• **Required action**: Each record is to be copied exactly, with its pictures left behind.

• **Data excerpts**:

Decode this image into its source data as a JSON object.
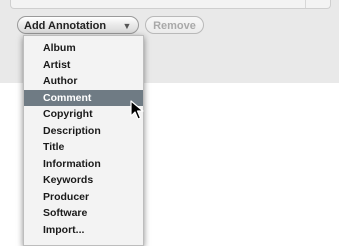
{
  "toolbar": {
    "add_annotation_label": "Add Annotation",
    "add_annotation_arrow": "▼",
    "remove_label": "Remove"
  },
  "menu": {
    "items": [
      {
        "label": "Album"
      },
      {
        "label": "Artist"
      },
      {
        "label": "Author"
      },
      {
        "label": "Comment",
        "highlighted": true
      },
      {
        "label": "Copyright"
      },
      {
        "label": "Description"
      },
      {
        "label": "Title"
      },
      {
        "label": "Information"
      },
      {
        "label": "Keywords"
      },
      {
        "label": "Producer"
      },
      {
        "label": "Software"
      },
      {
        "label": "Import..."
      }
    ]
  },
  "colors": {
    "menu_highlight": "#6f7b84",
    "panel_background": "#e9e9e9"
  },
  "icons": {
    "cursor": "arrow-cursor-icon",
    "dropdown": "chevron-down-icon"
  }
}
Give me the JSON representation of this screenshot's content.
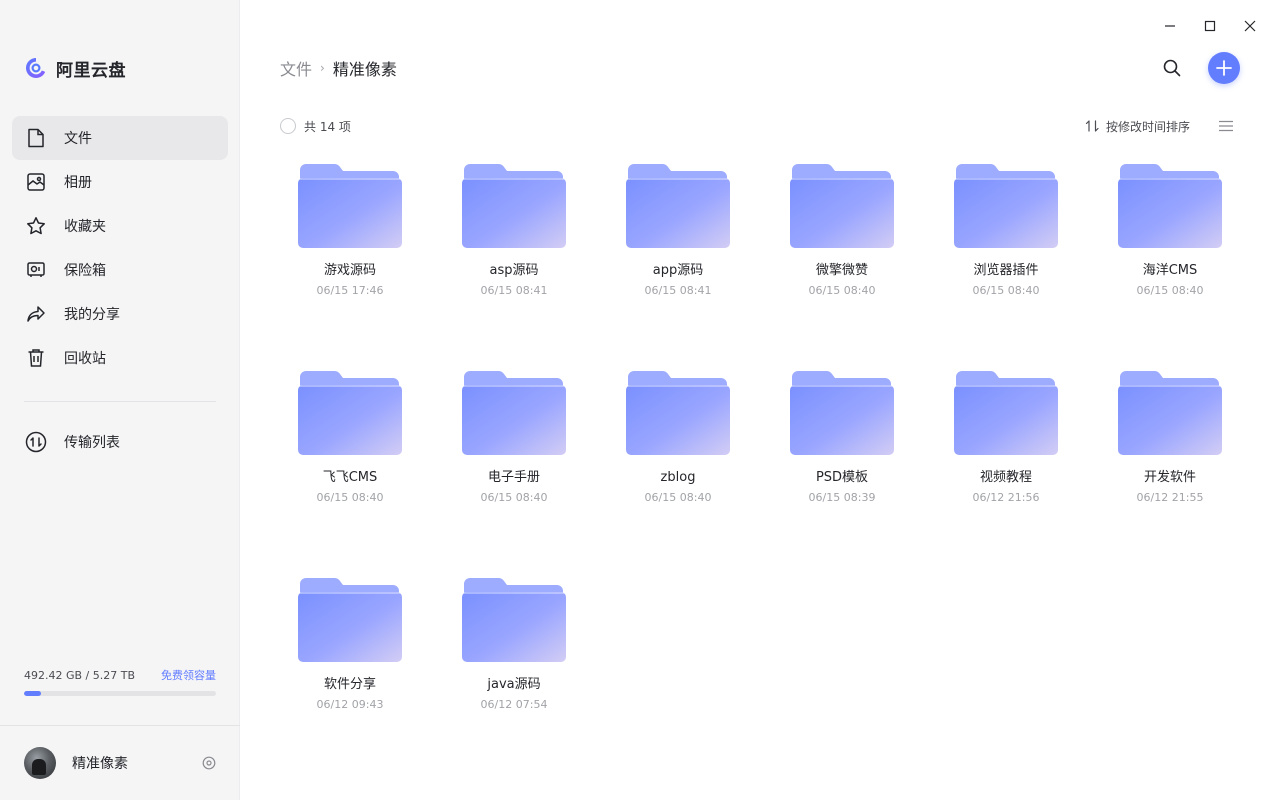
{
  "app": {
    "name": "阿里云盘"
  },
  "colors": {
    "accent": "#637dff",
    "folder_light": "#9eacff",
    "folder_dark": "#7a90ff",
    "folder_tint": "#cfcbf5"
  },
  "sidebar": {
    "items": [
      {
        "label": "文件",
        "icon": "file-icon",
        "active": true
      },
      {
        "label": "相册",
        "icon": "photo-icon",
        "active": false
      },
      {
        "label": "收藏夹",
        "icon": "star-icon",
        "active": false
      },
      {
        "label": "保险箱",
        "icon": "safe-icon",
        "active": false
      },
      {
        "label": "我的分享",
        "icon": "share-icon",
        "active": false
      },
      {
        "label": "回收站",
        "icon": "trash-icon",
        "active": false
      }
    ],
    "secondary": [
      {
        "label": "传输列表",
        "icon": "transfer-icon"
      }
    ],
    "storage": {
      "used_label": "492.42 GB / 5.27 TB",
      "link": "免费领容量",
      "fraction": 0.091
    },
    "user": {
      "name": "精准像素"
    }
  },
  "header": {
    "breadcrumb_root": "文件",
    "breadcrumb_sep": "›",
    "breadcrumb_current": "精准像素"
  },
  "toolbar": {
    "count_label": "共 14 项",
    "sort_label": "按修改时间排序"
  },
  "files": [
    {
      "name": "游戏源码",
      "date": "06/15 17:46"
    },
    {
      "name": "asp源码",
      "date": "06/15 08:41"
    },
    {
      "name": "app源码",
      "date": "06/15 08:41"
    },
    {
      "name": "微擎微赞",
      "date": "06/15 08:40"
    },
    {
      "name": "浏览器插件",
      "date": "06/15 08:40"
    },
    {
      "name": "海洋CMS",
      "date": "06/15 08:40"
    },
    {
      "name": "飞飞CMS",
      "date": "06/15 08:40"
    },
    {
      "name": "电子手册",
      "date": "06/15 08:40"
    },
    {
      "name": "zblog",
      "date": "06/15 08:40"
    },
    {
      "name": "PSD模板",
      "date": "06/15 08:39"
    },
    {
      "name": "视频教程",
      "date": "06/12 21:56"
    },
    {
      "name": "开发软件",
      "date": "06/12 21:55"
    },
    {
      "name": "软件分享",
      "date": "06/12 09:43"
    },
    {
      "name": "java源码",
      "date": "06/12 07:54"
    }
  ]
}
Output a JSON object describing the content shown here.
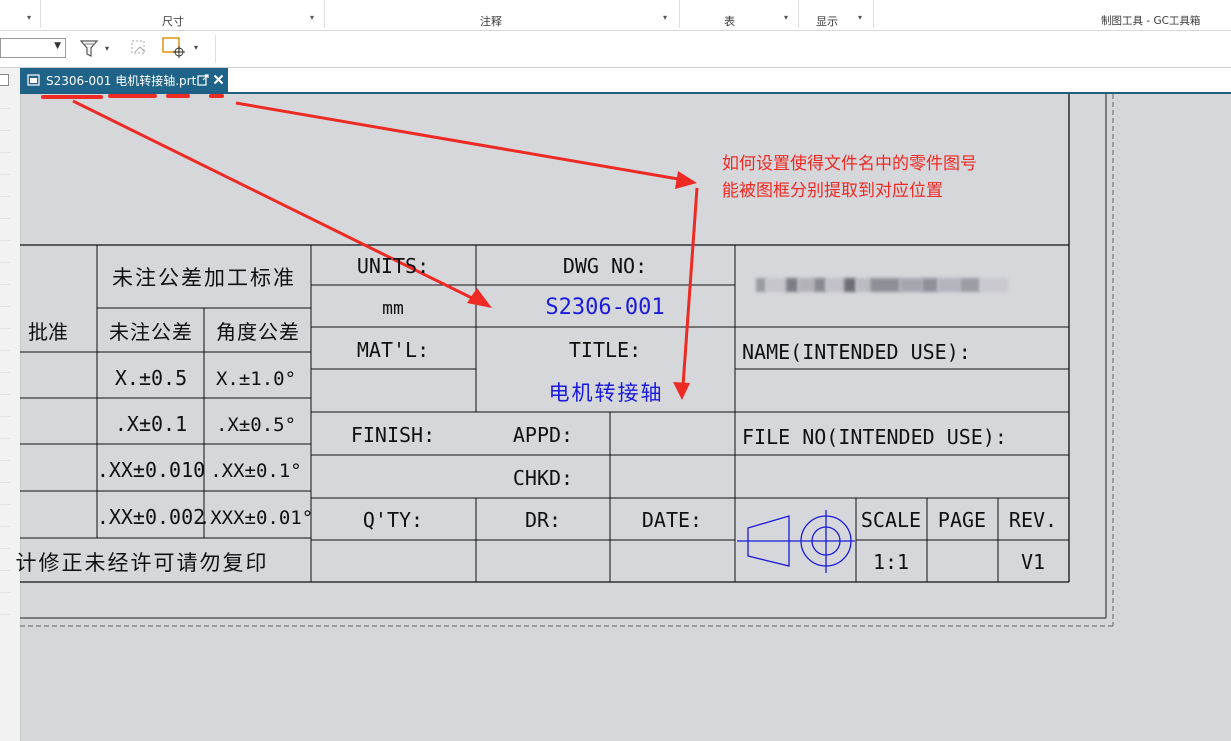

• **Result of the task**:
Decode this image into its source data as a JSON object.
{
  "toolbar": {
    "add_annotation_label": "Add Annotation",
    "add_annotation_arrow": "▼",
    "remove_label": "Remove"
  },
  "menu": {
    "items": [
      {
        "label": "Album"
      },
      {
        "label": "Artist"
      },
      {
        "label": "Author"
      },
      {
        "label": "Comment",
        "highlighted": true
      },
      {
        "label": "Copyright"
      },
      {
        "label": "Description"
      },
      {
        "label": "Title"
      },
      {
        "label": "Information"
      },
      {
        "label": "Keywords"
      },
      {
        "label": "Producer"
      },
      {
        "label": "Software"
      },
      {
        "label": "Import..."
      }
    ]
  },
  "colors": {
    "menu_highlight": "#6f7b84",
    "panel_background": "#e9e9e9"
  },
  "icons": {
    "cursor": "arrow-cursor-icon",
    "dropdown": "chevron-down-icon"
  }
}
Give me the JSON representation of this screenshot's content.
{
  "app": {
    "name": "阿里云盘"
  },
  "colors": {
    "accent": "#637dff",
    "folder_light": "#9eacff",
    "folder_dark": "#7a90ff",
    "folder_tint": "#cfcbf5"
  },
  "sidebar": {
    "items": [
      {
        "label": "文件",
        "icon": "file-icon",
        "active": true
      },
      {
        "label": "相册",
        "icon": "photo-icon",
        "active": false
      },
      {
        "label": "收藏夹",
        "icon": "star-icon",
        "active": false
      },
      {
        "label": "保险箱",
        "icon": "safe-icon",
        "active": false
      },
      {
        "label": "我的分享",
        "icon": "share-icon",
        "active": false
      },
      {
        "label": "回收站",
        "icon": "trash-icon",
        "active": false
      }
    ],
    "secondary": [
      {
        "label": "传输列表",
        "icon": "transfer-icon"
      }
    ],
    "storage": {
      "used_label": "492.42 GB / 5.27 TB",
      "link": "免费领容量",
      "fraction": 0.091
    },
    "user": {
      "name": "精准像素"
    }
  },
  "header": {
    "breadcrumb_root": "文件",
    "breadcrumb_sep": "›",
    "breadcrumb_current": "精准像素"
  },
  "toolbar": {
    "count_label": "共 14 项",
    "sort_label": "按修改时间排序"
  },
  "files": [
    {
      "name": "游戏源码",
      "date": "06/15 17:46"
    },
    {
      "name": "asp源码",
      "date": "06/15 08:41"
    },
    {
      "name": "app源码",
      "date": "06/15 08:41"
    },
    {
      "name": "微擎微赞",
      "date": "06/15 08:40"
    },
    {
      "name": "浏览器插件",
      "date": "06/15 08:40"
    },
    {
      "name": "海洋CMS",
      "date": "06/15 08:40"
    },
    {
      "name": "飞飞CMS",
      "date": "06/15 08:40"
    },
    {
      "name": "电子手册",
      "date": "06/15 08:40"
    },
    {
      "name": "zblog",
      "date": "06/15 08:40"
    },
    {
      "name": "PSD模板",
      "date": "06/15 08:39"
    },
    {
      "name": "视频教程",
      "date": "06/12 21:56"
    },
    {
      "name": "开发软件",
      "date": "06/12 21:55"
    },
    {
      "name": "软件分享",
      "date": "06/12 09:43"
    },
    {
      "name": "java源码",
      "date": "06/12 07:54"
    }
  ]
}
Output a JSON object describing the content shown here.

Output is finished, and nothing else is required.